Response: We have not paid advertising fees to domestic or international click farms to obtain our likes. We have never campaigned or begged for likes, or manipulated Facebook to procure likes from far-off places such as Istanbul, Turkey. We are True and our likes are too. Furthermore, we have never viewed the number of likes on our Facebook page as a measure of our success. If you could see our blog’s analytics, you’d know that we have a significant, rapidly growing following. But if you think that our blog has a small audience and irrelevant content, why would you want to waste your time reading it or trying to post comments?

Comment: You have a typo/grammatical/writing style error in one of your posts; your use of bold typeface seems less than judicious; and the size of your font is a little too large.

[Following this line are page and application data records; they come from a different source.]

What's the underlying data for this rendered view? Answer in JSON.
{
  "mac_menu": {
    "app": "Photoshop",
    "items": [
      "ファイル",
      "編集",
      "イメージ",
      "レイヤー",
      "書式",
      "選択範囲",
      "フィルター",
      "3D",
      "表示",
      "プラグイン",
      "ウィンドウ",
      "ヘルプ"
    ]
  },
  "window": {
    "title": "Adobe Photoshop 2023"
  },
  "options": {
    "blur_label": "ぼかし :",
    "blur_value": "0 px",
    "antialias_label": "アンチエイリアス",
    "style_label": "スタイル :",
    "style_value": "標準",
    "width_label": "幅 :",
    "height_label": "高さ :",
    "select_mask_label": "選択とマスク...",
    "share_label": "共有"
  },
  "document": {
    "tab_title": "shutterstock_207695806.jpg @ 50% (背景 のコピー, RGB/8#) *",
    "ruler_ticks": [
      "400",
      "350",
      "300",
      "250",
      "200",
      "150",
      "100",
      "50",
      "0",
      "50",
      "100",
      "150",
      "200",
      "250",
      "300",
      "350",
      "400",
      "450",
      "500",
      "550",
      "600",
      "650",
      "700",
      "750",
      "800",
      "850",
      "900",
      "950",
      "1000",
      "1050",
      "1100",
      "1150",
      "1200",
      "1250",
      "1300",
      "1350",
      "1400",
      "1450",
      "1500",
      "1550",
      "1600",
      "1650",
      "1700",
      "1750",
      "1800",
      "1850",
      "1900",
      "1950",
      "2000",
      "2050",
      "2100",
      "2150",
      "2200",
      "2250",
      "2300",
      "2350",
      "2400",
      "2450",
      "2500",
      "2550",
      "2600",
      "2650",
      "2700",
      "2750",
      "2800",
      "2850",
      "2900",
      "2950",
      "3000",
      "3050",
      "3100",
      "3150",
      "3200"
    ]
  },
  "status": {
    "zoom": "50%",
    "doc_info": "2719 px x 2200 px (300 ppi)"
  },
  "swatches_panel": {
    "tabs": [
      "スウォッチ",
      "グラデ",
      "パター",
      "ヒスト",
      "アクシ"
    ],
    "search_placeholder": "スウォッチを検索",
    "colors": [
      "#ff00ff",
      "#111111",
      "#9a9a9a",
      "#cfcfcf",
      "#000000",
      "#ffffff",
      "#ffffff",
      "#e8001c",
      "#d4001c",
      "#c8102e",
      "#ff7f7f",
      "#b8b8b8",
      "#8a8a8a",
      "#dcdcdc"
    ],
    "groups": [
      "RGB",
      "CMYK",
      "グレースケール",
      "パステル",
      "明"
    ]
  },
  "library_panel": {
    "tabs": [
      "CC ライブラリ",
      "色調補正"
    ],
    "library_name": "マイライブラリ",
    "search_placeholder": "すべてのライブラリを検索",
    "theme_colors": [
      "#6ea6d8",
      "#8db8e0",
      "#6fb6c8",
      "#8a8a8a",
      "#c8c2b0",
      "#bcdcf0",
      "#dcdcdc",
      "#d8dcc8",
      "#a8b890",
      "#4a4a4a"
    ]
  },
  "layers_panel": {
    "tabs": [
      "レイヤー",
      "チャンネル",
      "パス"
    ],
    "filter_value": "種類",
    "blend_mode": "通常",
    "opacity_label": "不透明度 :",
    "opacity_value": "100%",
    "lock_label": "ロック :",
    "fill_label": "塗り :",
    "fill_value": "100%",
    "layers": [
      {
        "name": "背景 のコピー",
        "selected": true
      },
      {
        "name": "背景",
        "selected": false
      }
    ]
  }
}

Response: This is a sure sign of desperation, ranking right up there with ad hominem attacks. We have a very talented, well-educated and experienced team of contributors, but from time to time we likely will have a typo or two and maybe even a grammatical error somewhere along the way. We certainly are not perfect and don’t pretend to be. There are typos in newspapers, blog posts, etc., all the time so get over it. Sometimes the people we quote have errors in their statements, but we print their comments verbatim because we want to be accurate and use their exact words. When dealing with “stylistic errors,” it often depends on which style one is using. What is correct in one style may not be in another. But please keep in mind that WilliamsonTrue is a blog and not a scholarly publication. We use bolding to help readers who like to first scan content so they can get the gist of what is written before reading a post. As to the person who complained the size of our blog’s font is too large—well, you may have us on that one.